Exercise objective — Find each line of the entries with the string "free", please, and copy it.

Records to process: Begin

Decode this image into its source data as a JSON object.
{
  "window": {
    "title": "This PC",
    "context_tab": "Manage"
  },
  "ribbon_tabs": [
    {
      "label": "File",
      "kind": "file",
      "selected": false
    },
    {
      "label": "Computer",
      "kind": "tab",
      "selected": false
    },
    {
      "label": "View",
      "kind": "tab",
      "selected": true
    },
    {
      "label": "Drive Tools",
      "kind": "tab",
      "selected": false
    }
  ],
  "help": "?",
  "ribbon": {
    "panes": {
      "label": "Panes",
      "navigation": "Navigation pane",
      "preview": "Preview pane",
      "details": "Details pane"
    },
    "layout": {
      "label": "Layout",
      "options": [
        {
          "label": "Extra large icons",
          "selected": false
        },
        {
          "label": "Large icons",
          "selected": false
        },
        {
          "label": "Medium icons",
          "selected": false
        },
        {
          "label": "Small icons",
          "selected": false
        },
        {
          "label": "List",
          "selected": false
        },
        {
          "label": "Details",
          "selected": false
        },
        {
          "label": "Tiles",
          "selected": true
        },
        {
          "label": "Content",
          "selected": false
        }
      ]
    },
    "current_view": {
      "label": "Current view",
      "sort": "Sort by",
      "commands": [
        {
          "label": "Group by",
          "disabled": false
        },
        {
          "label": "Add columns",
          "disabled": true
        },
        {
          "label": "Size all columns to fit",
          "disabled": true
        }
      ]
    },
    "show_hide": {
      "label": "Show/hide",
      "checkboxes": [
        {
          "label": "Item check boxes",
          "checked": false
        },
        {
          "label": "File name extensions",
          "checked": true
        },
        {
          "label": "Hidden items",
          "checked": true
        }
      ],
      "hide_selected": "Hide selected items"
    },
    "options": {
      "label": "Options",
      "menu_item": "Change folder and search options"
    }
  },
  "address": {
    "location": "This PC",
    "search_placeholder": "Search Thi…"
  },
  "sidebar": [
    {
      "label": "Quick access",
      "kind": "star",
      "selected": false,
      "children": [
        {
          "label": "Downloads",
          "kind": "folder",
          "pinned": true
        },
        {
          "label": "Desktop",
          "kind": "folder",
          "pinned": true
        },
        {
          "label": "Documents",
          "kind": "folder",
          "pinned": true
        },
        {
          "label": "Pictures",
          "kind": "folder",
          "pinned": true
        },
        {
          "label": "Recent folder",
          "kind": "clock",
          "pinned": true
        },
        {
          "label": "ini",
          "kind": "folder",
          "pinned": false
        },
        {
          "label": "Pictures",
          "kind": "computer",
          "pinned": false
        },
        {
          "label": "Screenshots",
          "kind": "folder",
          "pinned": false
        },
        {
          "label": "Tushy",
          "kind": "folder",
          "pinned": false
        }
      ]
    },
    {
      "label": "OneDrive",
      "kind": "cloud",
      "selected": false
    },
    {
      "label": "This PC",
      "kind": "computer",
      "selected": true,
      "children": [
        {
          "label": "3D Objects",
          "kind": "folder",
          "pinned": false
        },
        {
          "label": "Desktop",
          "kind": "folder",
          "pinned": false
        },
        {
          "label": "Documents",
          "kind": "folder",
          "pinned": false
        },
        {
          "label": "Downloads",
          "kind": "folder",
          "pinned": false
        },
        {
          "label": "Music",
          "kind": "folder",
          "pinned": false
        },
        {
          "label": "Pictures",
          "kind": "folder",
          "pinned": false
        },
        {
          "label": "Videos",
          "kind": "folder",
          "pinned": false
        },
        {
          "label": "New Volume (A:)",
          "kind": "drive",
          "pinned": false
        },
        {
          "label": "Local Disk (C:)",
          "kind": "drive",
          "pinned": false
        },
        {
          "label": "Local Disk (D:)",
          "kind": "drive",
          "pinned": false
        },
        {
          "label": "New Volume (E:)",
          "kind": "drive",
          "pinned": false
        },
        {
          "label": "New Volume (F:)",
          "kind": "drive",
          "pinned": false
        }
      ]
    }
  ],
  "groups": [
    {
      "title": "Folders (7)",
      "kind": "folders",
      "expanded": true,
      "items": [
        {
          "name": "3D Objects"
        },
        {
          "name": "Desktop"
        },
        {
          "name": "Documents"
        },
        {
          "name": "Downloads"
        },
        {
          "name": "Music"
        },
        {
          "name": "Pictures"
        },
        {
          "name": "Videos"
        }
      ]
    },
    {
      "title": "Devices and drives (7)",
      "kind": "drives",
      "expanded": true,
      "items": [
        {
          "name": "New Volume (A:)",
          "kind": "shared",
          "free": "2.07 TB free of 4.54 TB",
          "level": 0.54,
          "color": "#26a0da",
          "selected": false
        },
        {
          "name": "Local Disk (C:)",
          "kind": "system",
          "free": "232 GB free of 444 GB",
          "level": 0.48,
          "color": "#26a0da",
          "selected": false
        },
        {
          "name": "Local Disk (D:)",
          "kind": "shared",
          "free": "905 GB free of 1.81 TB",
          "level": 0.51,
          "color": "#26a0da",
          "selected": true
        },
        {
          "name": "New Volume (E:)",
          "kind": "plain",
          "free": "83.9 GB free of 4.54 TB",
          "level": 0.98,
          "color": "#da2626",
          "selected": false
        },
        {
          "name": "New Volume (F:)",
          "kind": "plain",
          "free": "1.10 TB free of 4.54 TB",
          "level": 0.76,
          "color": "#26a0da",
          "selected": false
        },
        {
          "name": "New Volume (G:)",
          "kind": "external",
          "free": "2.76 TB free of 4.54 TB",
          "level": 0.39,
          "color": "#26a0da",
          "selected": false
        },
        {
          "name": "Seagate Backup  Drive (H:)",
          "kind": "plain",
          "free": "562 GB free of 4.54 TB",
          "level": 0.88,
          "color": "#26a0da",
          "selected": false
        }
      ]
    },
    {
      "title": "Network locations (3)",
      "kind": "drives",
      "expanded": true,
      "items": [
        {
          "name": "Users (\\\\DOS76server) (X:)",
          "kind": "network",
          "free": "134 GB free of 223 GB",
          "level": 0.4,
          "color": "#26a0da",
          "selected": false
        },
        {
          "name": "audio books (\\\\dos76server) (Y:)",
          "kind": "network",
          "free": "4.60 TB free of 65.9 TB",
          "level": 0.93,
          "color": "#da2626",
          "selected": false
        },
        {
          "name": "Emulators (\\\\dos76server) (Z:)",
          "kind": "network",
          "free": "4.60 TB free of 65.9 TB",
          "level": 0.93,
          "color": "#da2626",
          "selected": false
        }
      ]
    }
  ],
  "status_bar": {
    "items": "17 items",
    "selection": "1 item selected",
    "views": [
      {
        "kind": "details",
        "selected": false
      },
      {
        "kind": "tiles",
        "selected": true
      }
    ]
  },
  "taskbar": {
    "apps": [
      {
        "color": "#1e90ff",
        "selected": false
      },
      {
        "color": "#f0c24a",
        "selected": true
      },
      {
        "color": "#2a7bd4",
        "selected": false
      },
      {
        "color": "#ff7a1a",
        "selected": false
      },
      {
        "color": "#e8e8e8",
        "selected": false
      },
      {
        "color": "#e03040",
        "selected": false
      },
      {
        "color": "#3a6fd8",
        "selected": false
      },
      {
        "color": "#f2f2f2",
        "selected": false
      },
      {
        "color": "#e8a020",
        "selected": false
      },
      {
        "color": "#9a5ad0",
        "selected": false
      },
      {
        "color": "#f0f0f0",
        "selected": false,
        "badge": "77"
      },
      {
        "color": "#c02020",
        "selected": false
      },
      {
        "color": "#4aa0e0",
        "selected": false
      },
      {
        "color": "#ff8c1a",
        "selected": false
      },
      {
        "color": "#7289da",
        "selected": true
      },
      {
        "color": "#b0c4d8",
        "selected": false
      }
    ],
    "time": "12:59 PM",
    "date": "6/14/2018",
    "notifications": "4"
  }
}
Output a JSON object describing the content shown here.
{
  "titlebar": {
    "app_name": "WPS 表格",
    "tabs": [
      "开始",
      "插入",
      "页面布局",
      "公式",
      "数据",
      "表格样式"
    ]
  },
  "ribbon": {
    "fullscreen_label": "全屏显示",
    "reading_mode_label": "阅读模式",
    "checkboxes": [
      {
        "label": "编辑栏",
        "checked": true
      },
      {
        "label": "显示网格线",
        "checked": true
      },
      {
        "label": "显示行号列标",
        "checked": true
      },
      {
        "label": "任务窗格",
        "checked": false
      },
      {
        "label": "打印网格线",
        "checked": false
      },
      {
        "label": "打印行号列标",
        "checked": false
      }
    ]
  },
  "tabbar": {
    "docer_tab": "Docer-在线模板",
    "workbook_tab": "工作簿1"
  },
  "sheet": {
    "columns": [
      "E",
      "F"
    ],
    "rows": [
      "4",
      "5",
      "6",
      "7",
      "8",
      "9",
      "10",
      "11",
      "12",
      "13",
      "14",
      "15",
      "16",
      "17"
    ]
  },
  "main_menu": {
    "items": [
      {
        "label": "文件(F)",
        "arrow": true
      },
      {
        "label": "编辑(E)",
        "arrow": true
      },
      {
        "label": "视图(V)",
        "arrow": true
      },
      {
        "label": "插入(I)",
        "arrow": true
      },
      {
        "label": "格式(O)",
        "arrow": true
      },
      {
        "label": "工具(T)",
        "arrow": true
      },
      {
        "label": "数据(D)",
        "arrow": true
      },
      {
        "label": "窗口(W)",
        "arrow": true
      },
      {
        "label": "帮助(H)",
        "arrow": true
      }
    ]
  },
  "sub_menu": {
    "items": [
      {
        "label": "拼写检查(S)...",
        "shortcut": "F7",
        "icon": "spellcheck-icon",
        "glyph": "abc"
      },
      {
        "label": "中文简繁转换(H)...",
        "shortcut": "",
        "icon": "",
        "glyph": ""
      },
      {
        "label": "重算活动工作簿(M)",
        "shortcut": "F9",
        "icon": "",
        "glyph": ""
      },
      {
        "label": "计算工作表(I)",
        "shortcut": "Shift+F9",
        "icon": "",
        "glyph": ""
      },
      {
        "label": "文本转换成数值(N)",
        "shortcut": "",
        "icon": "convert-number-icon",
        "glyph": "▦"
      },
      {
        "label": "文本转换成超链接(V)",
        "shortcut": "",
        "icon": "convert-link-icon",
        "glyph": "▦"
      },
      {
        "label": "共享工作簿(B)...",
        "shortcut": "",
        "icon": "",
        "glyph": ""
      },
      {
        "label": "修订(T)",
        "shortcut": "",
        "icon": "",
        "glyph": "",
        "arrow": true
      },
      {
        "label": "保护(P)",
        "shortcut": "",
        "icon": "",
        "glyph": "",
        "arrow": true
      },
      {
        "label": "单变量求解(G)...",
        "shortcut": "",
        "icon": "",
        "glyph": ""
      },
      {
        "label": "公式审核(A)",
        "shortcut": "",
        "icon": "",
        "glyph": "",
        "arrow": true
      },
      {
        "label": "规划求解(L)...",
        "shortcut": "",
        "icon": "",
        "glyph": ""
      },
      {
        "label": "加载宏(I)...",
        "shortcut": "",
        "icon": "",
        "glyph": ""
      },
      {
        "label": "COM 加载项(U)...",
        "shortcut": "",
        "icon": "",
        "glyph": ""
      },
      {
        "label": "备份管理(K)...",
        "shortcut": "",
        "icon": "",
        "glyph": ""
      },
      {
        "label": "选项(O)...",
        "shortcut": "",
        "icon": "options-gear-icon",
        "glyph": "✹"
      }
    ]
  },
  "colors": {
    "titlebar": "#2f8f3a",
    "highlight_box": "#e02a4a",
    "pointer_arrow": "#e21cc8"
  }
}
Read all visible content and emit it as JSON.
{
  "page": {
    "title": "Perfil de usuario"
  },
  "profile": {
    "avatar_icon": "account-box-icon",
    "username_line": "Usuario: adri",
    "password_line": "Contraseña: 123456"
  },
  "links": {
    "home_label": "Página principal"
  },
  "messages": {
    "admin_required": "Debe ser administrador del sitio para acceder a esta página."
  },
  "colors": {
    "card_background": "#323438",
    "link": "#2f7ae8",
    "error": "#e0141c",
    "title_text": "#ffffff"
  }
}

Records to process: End

Exercise answer —
          "free": "2.07 TB free of 4.54 TB",
          "free": "232 GB free of 444 GB",
          "free": "905 GB free of 1.81 TB",
          "free": "83.9 GB free of 4.54 TB",
          "free": "1.10 TB free of 4.54 TB",
          "free": "2.76 TB free of 4.54 TB",
          "free": "562 GB free of 4.54 TB",
          "free": "134 GB free of 223 GB",
          "free": "4.60 TB free of 65.9 TB",
          "free": "4.60 TB free of 65.9 TB",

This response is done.